Palpar, Inc. v. ThayerAnnotate this Case
PALPAR, INC. (a Corporation), Respondent, v. W. A. THAYER, Jr., Appellant.
Elizabeth Cassidy for Appellant.
Alfred J. Harwood for Respondent.
Plaintiff recovered judgment against defendant upon a book account for rock sold and delivered, from which judgment defendant appeals. Appellant designated certain exhibits to be included in the clerk's transcript pursuant to rule 5 (a), Rules on Appeal. He also requested a partial reporter's transcript without stating the points to be raised by him on appeal as required by rule 4 (b), Rules on Appeal. When respondent pointed this out in the lower court and requested a complete reporter's transcript appellant moved to strike the reporter's transcript and this motion was granted. The appeal is therefore presented to us on the clerk's transcript alone.
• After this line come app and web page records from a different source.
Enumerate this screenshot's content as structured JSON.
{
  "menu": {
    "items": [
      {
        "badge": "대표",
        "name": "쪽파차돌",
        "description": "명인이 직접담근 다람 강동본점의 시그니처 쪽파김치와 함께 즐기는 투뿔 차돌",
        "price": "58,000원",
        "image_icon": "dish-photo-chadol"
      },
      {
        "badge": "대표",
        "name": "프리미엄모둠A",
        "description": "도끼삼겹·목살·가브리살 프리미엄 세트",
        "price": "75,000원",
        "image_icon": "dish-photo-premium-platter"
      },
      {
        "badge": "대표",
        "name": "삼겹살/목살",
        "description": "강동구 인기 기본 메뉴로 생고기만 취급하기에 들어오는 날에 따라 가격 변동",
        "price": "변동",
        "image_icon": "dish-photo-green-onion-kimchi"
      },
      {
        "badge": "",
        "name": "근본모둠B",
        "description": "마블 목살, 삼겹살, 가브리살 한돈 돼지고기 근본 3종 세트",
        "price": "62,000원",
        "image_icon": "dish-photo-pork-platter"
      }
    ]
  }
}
 Another action involving the same parties was before us on appeal in Palpar, Inc. v. Thayer, 82 Cal. App. 2d 578 [186 P.2d 748]. In that case plaintiff as assignee of one Morton was seeking the partition of a tractor and an accounting of the profits from the tractor's operation. In the proceeding now on appeal the plaintiff is also suing as assignee of Morton. Appellant pleaded another action pending and res judicata. On appeal he also asserts a splitting of causes of action. We find nothing in any of these points. It is too patent for need of elaboration that a cause of action for rock sold is not the same as a cause of action for a share of the profits from the operation of a tractor. A party may bring separate suits on separate causes of action even if joinder is allowed. (1 Cal.Jur. 346; Lynch v. Kemp, 4 Cal. 2d 440 [49 P.2d 817].) The question whether or not the two causes of [83 Cal. App. 2d 811] action were included in one assignment from Morton is likewise immaterial, so long as they were both assigned either by one or separate assignments which is undisputed.
[2a] Appellant also asserts that the evidence does not support the finding of a book account. A single ledger page is included in the exhibits in the clerk's transcript. On its face it supports the judgment. Appellant argues that a single page is not a book of account. There is no showing that this page was not taken from a complete ledger for convenience of introducing it in evidence.
In Palpar, Inc. v. Thayer, supra, 82 Cal. App. 2d 578, we adverted to rule 52, Rules on Appeal. That rule reads:
"If a record on appeal does not contain all of the papers, records and oral proceedings, but is certified by the judge or the clerk, or stipulated to by the parties, in accordance with these rules, it shall be presumed in the absence of proceedings for augmentation that it includes all matters material to a determination of the points on appeal."
 The purpose of the rule is to permit appeals to be presented on the shortest possible record which will show the error complained of.  If error appears on the face of a partial transcript it must be presumed under rule 52 that the transcript is complete on that point and that the error was not cured by some other proceedings not included; but the rule does not do away with the necessity of affirmatively showing error, and if no error appears on the face of the partial transcript the appellate court will not presume that if the whole transcript had been presented some error would appear. (See Alkus v. Johnson-Pacific Co., 80 Cal. App. 2d 1 [181 P.2d 72], where this rule is elaborately discussed.) [2b] Since the mere fact that a single ledger page was introduced does not show that it was not taken from a true account book no error in that regard appears on the face of the record before us.
 This is likewise true of the claim that the entries were for lumped items and not contemporaneously made with the transactions recorded. The transcript does not show any objection to the admission of the ledger sheet in evidence. If it was admitted without objection appellant cannot now urge an objection to the time or manner of making the entries. (Argue v. Monte Regio Corp., 115 Cal. App. 575, 579 et seq. [2 P.2d 54].)
A statement is included in the clerk's transcript which is claimed to constitute an account stated. There is nothing [83 Cal. App. 2d 812] in the partial transcript to show that this statement ever came to Morton's attention or that he accepted it by written or oral word or conduct. No error of any sort appears on the face of the transcript.
Nourse, P. J., and Goodell, J., concurred.